The to-do list is a long paper trail when you are preparing to move overseas.
Meet with lawyers, accountants to plan and prepare; medical appointments, vaccinations; spending time with friends and family for the “see ya laters” along with the logistical issues of selling the car, the house and moving all the “stuff” somewhere.
The house seemed one of the more daunting tasks.
We advertised locally, and eventually were able to find a buyer. With sweet relief, we signed the contract, checked the box “sell house,” and set our sights on the next task.
The week before possession date, we moved out, cleaned, and left…but they never moved in.
It seems they changed their mind, and decided not to purchase our home. We were shocked, and panicking. How could they do this? What were we going to do? While we had a few more months to sort it all out, it reminds me how quickly agreements can be broken, and the great effort of fixing them.
When we think about business contracts, we think about each person fulfilling their end of the bargain, it’s not about the people on each side, it’s about what each person will give and gain from the agreement.
“Covenants in the Bible, however, are about more than contracts. They are about people. A covenant is a commitment that establishes a relationship between two or more persons.”
Scripture teaches us about three covenants: the covenant of works, the covenant of grace and the covenant of redemption. These commitments are between God and humankind, establishing relationship, restoring relationship and securing our relationship for the future.
Covenant of Works
The Westminster Confession of Faith states that, “the first covenant made with man was a covenant of works, wherein life was promised to Adam; and in him to his posterity, upon condition of perfect and personal obedience.”
This was a commitment between Adam and the Lord, to obey God’s command not to eat the fruit of the prohibited tree, and if he did, God would bless him with life. “Adam and Eve would be God’s treasured people, in paradise, in his presence – if they kept the covenant.”
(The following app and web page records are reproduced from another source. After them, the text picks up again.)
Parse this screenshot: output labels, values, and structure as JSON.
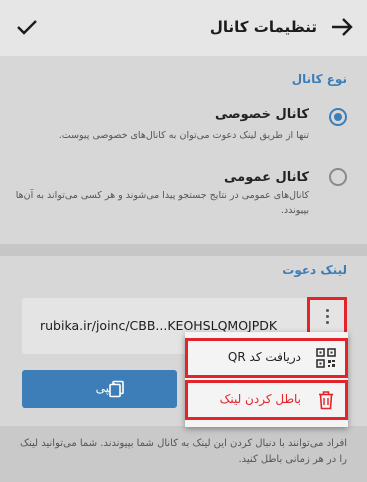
{
  "header": {
    "title": "تنظیمات کانال",
    "back_icon": "arrow-right-icon",
    "confirm_icon": "check-icon"
  },
  "channel_type": {
    "section_title": "نوع کانال",
    "options": [
      {
        "title": "کانال خصوصی",
        "description": "تنها از طریق لینک دعوت می‌توان به کانال‌های خصوصی پیوست.",
        "selected": true
      },
      {
        "title": "کانال عمومی",
        "description": "کانال‌های عمومی در نتایج جستجو پیدا می‌شوند و هر کسی می‌تواند به آن‌ها بپیوندد.",
        "selected": false
      }
    ]
  },
  "invite_link": {
    "section_title": "لینک دعوت",
    "link": "rubika.ir/joinc/CBB...KEOHSLQMOJPDK",
    "copy_label": "کپی",
    "menu": {
      "qr_label": "دریافت کد QR",
      "revoke_label": "باطل کردن لینک"
    }
  },
  "footer": {
    "text": "افراد می‌توانند با دنبال کردن این لینک به کانال شما بپیوندند. شما می‌توانید لینک را در هر زمانی باطل کنید."
  },
  "colors": {
    "accent": "#3d7eb8",
    "highlight": "#e2252b"
  }
}
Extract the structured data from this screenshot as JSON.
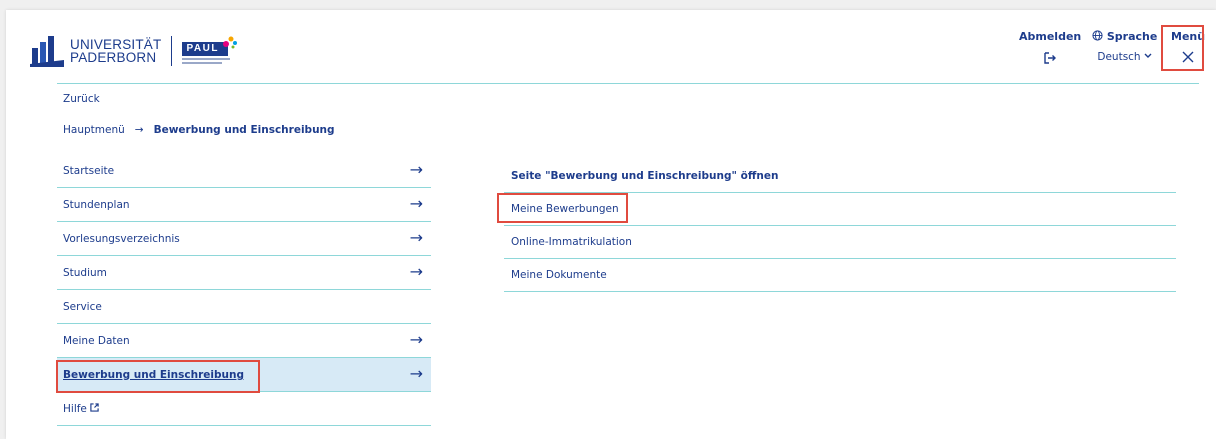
{
  "header": {
    "logo_line1": "UNIVERSITÄT",
    "logo_line2": "PADERBORN",
    "paul_label": "PAUL",
    "logout_label": "Abmelden",
    "logout_icon": "↦",
    "language_label": "Sprache",
    "language_icon": "🌐",
    "language_value": "Deutsch",
    "language_chevron": "⌄",
    "menu_label": "Menü",
    "close_icon": "✕"
  },
  "nav": {
    "back_label": "Zurück",
    "breadcrumb_root": "Hauptmenü",
    "breadcrumb_arrow": "→",
    "breadcrumb_current": "Bewerbung und Einschreibung"
  },
  "left_menu": {
    "arrow": "→",
    "items": [
      {
        "label": "Startseite"
      },
      {
        "label": "Stundenplan"
      },
      {
        "label": "Vorlesungsverzeichnis"
      },
      {
        "label": "Studium"
      },
      {
        "label": "Service"
      },
      {
        "label": "Meine Daten"
      },
      {
        "label": "Bewerbung und Einschreibung"
      },
      {
        "label": "Hilfe",
        "external_icon": "↗"
      }
    ]
  },
  "submenu": {
    "open_page_label": "Seite \"Bewerbung und Einschreibung\" öffnen",
    "items": [
      {
        "label": "Meine Bewerbungen"
      },
      {
        "label": "Online-Immatrikulation"
      },
      {
        "label": "Meine Dokumente"
      }
    ]
  },
  "colors": {
    "brand_blue": "#1d3c8c",
    "accent_teal": "#8ed7d9",
    "active_bg": "#d7eaf6",
    "highlight_red": "#e04b3f"
  }
}
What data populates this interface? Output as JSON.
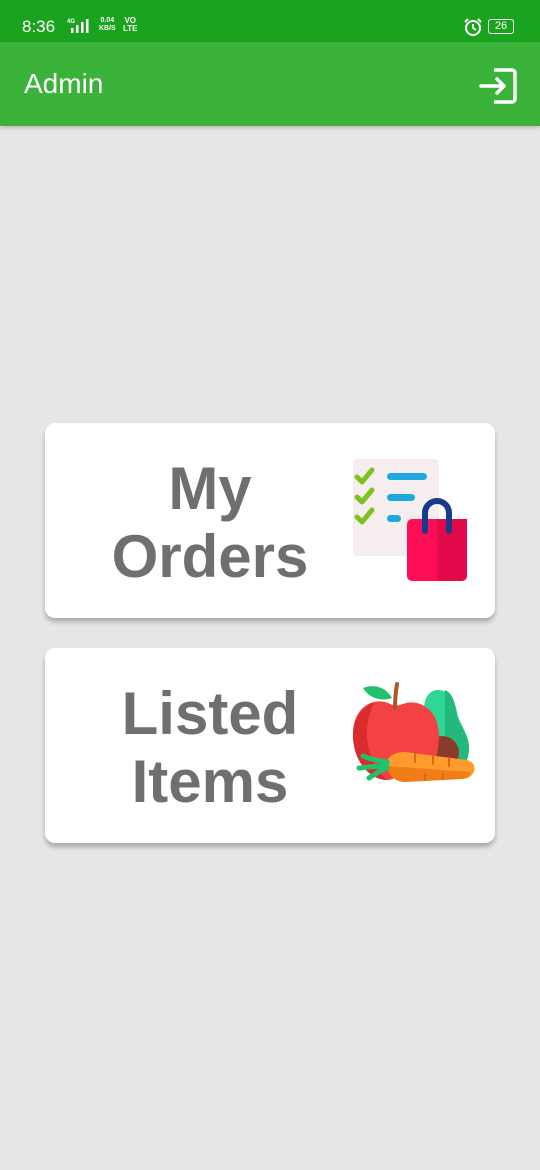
{
  "status_bar": {
    "time": "8:36",
    "network_type": "4G",
    "speed_value": "0.04",
    "speed_unit": "KB/S",
    "volte_top": "VO",
    "volte_bottom": "LTE",
    "battery": "26",
    "icons": [
      "signal-icon",
      "alarm-icon",
      "battery-icon"
    ]
  },
  "app_bar": {
    "title": "Admin",
    "logout_icon": "logout-icon"
  },
  "cards": [
    {
      "line1": "My",
      "line2": "Orders",
      "icon": "orders-checklist-bag-icon"
    },
    {
      "line1": "Listed",
      "line2": "Items",
      "icon": "fruits-vegetables-icon"
    }
  ],
  "colors": {
    "status_bar": "#1aa31f",
    "app_bar": "#3bb33b",
    "background": "#e6e6e6",
    "card": "#ffffff",
    "card_text": "#6f6f6f"
  }
}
Adam represented all of humanity, both in his covenant and in his fall. “All three gifts- people, paradise and presence were squandered by Adam in the garden. And so we see curse instead of blessing.”
Even now, “God still requires perfect obedience in order to receive the full blessings of the covenant. But on this side of the fall, none of us can meet these requirements, so now all who rely on the works of the law are under a curse.” Here we see the evidence of our broken relationship. Created by the Father, yet unable to follow in perfect obedience, we face hardship, work, and separation from him.
Covenant of Grace
“The stipulations of the covenant of works are still on us, but they no longer possess the ability to bless because we are no longer capable of fulfilling these obligations.” With our sinful nature, we cannot follow in perfect obedience. Our weakness and temptation with great pull draw us away from his perfect nature.
Yet, “the entire bible shows the unfolding of God’s plan and promise to bless his people through this one covenant of grace.” When we are dead in our sins, God made a way for us to live. It is not something we earn, or achieve, it is his gift and his accomplishment for us.
Covenant of Redemption
The work of redemption began with the Father, a salvation pact between the “father and the son to save a people chosen in Christ before the ages began.”
The covenant of grace makes the covenant of redemption possible. Jesus’ life, death and resurrection offers us restoration in our relationship with God. We receive by faith, forgiveness of our sin, clothed in the righteousness of Christ, and his presence with us in the Holy Spirit.
The covenants of scripture point us to the gospel. They invite us into relationship with our Creator, in our state of sin and weakness, in light of our disgruntled behaviors and meager strength.
Our walk with Jesus is about a relationship with the Almighty Father, the Wonderful Counsellor, and the Prince of Peace. He rescues us from a life of sin, into a life of his fullness and presence, by grace and through faith.
While we pursue this relationship by acts of obedience, and practice of spiritual disciplines, we remember that grace abounds to us, not as we continue on in our sin, but as we “grow in the grace and knowledge of our Lord and Savior Jesus Christ” (2 Pet 3:18).
As we plan our goals for the coming year, we reflect on the grace of God who has brought us this far, and trust that as we draw near to him, he will draw near to us. “On the last day of the feast, the great day, Jesus stood up and cried out, ‘If anyone thirsts, let him come to me and drink” (John 7:37). His faithfulness to us is steadfast, even when ours is not, and he will satisfy us.
If you’re interested in a deeper study of the covenants of Scripture, “Covenant Theology: Biblical, Theological and Historical Perspectives” published by Crossway, is a great resource.
*I received a complimentary copy of this book as part of the Crossway Blog Review Program. I want to say a big thank you for that, and for the opportunity to post an honest review.